The cutworms seemed to like the cool, moist conditions under the layer of plant matter left by the cover crop roller. It gave them a great place to hide, and the corn was the perfect food source. As I was replanting the field, I could see the moths lifting off the soil as the pupated cutworms matured and left the field. The replanted corn was virtually untouched. So, it seems timing of the planting operation will be critical to the system's success.

I’m sure the weather had a lot to do with the population explosion of the worms. This isn’t a problem we’ve had in the past. But then we don’t always get these weather patterns. Several other growers in the area who were no-tilling also had cutworm damage. Of course now the question is: How can we design a management strategy to deal with this pest in the future? A quick look at the ATTRA web site shows the following practices and control measures as possible methods to attack this problem.

Biological controls

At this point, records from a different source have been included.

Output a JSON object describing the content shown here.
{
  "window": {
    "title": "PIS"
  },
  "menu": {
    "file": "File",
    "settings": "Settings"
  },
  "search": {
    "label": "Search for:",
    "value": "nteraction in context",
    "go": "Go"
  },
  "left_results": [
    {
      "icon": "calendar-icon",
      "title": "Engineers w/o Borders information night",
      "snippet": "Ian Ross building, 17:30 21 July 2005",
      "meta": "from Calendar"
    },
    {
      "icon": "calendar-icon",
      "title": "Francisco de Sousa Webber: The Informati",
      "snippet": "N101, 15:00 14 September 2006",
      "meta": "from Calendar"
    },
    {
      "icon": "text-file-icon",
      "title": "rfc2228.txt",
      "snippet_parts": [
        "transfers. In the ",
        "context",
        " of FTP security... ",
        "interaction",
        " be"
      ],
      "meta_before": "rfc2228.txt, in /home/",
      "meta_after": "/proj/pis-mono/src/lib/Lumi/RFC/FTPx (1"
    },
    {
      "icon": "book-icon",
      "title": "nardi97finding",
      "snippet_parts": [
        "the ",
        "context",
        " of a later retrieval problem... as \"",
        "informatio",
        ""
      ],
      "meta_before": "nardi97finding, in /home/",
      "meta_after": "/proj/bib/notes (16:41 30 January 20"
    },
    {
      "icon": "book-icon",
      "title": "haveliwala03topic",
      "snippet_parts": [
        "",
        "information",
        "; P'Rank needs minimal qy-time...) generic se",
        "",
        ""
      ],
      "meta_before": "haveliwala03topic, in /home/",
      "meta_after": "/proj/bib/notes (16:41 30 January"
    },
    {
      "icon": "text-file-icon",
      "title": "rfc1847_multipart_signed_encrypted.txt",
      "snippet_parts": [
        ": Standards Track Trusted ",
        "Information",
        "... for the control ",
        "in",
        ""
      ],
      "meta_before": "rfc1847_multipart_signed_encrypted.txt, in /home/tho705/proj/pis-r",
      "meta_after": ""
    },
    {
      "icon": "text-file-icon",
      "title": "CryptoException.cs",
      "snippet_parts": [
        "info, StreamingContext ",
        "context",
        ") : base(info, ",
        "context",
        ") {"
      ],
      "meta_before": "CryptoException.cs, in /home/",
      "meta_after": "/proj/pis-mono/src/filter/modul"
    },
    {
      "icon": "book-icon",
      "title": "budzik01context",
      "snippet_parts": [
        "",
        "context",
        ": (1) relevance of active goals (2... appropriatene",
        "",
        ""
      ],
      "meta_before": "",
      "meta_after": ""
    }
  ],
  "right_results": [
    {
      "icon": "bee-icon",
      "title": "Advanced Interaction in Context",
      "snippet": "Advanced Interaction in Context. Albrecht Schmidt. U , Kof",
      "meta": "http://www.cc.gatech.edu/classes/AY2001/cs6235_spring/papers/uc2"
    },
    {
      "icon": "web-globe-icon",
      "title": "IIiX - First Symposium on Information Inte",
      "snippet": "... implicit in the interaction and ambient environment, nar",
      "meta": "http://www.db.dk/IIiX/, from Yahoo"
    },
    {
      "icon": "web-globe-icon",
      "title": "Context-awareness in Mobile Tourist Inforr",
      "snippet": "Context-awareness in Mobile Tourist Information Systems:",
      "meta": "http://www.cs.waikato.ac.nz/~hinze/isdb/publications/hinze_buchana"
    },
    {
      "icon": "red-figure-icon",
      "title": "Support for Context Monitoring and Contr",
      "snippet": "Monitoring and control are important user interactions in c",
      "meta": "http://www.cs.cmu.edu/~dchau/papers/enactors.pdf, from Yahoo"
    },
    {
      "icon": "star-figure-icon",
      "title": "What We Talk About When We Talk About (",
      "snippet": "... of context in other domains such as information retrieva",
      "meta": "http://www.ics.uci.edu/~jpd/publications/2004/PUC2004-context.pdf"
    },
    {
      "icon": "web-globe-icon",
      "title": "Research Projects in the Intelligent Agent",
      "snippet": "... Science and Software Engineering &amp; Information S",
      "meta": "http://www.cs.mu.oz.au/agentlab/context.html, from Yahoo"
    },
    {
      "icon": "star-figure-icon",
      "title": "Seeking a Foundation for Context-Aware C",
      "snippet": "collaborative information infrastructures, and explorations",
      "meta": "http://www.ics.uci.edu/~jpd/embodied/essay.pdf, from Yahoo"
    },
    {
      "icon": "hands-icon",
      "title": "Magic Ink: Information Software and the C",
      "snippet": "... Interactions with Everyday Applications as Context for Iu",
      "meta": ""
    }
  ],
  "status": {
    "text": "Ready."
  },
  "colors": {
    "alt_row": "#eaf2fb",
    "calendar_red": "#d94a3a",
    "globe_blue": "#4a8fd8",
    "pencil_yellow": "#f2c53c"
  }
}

Cutworm larvae have a number of natural enemies. Predators include several species of ground beetles. Parasitoids include tachinid flies and braconid wasps. Cutworms may also be attacked by fungi, bacteria and nematodes. Understanding the biology of beneficial organisms is imperative in order to use them effectively as pest-control agents. For example, insect parasitic nematodes like Steinerema carpocapsae or insect-infecting fungi like Beauveria bassiana require adequate humidity to be effective. Other predators include spiders, minute pirate bugs, damsel bugs and lacewing larvae. Birds also prey on cutworms, so do not assume the birds in the field are causing the seedling damage. As with other pests discussed, farmscaping is a recommended means of increasing the numbers of beneficial predators and parasites that help to keep cutworms under control. An ATTRA publication that is a good starting point for biointensive IPM is Biointensive Integrated Pest Management.

Alternative pesticides and applications

Scout for the presence of cutworm larvae early in the season, and after destruction of adjacent habitats. Cutworms are best scouted at night, when they are most active, using a flashlight. Look for cut-off or damaged seedlings and dig around the base of the plant to locate the larvae.

Bait formulations, sometimes using bran or applying rolled oats with molasses containing Bacillus thuringiensis var. kurstaki, have been known to effectively control cutworm species when applied to the soil. Sprayed formulations may have variable results with cutworms, as the worms may not ingest enough of the toxin for it to be effective. Nightime spraying of Bacillus thuringiensis has shown to be more effective.

Research on the parasitic nematode species, Steinernematidae carpocapsae, has shown it to be a very successful control agent for cutworms, but make sure the soil is sufficiently moist to support nematode populations

Click here for the full ATTRA entry on cutworms.

Other recommendations

Other literature indicates that diatomaceous earth has some effect on the pesky critters as well. While we haven’t identified the practices we’ll try next year, we do know we’ll be looking at the economics and efficacy of each of these measures to determine what option has the best chance of success. We’ll also be re-evaluating our planting time, which is strongly linked to the flowering time of the cover crop.

Many of the control measures listed above just aren’t practical for this particular system, since they rely on clean culture and the removal of the very material we are trying to grow—namely the cover crop itself. Nature always has a way of throwing new challenges in our path. Solving one problem by changing parts of a complex living situation can open new challenges.

But hey, the soybeans no-tilled into rye had no ill effects from insects. Most of the corn was untouched by the cutworms and the replanted corn is going strong.

There’s always a positive note. Let me know if you’ve had similar experiences. Talk to you soon ……

From One Farm to Another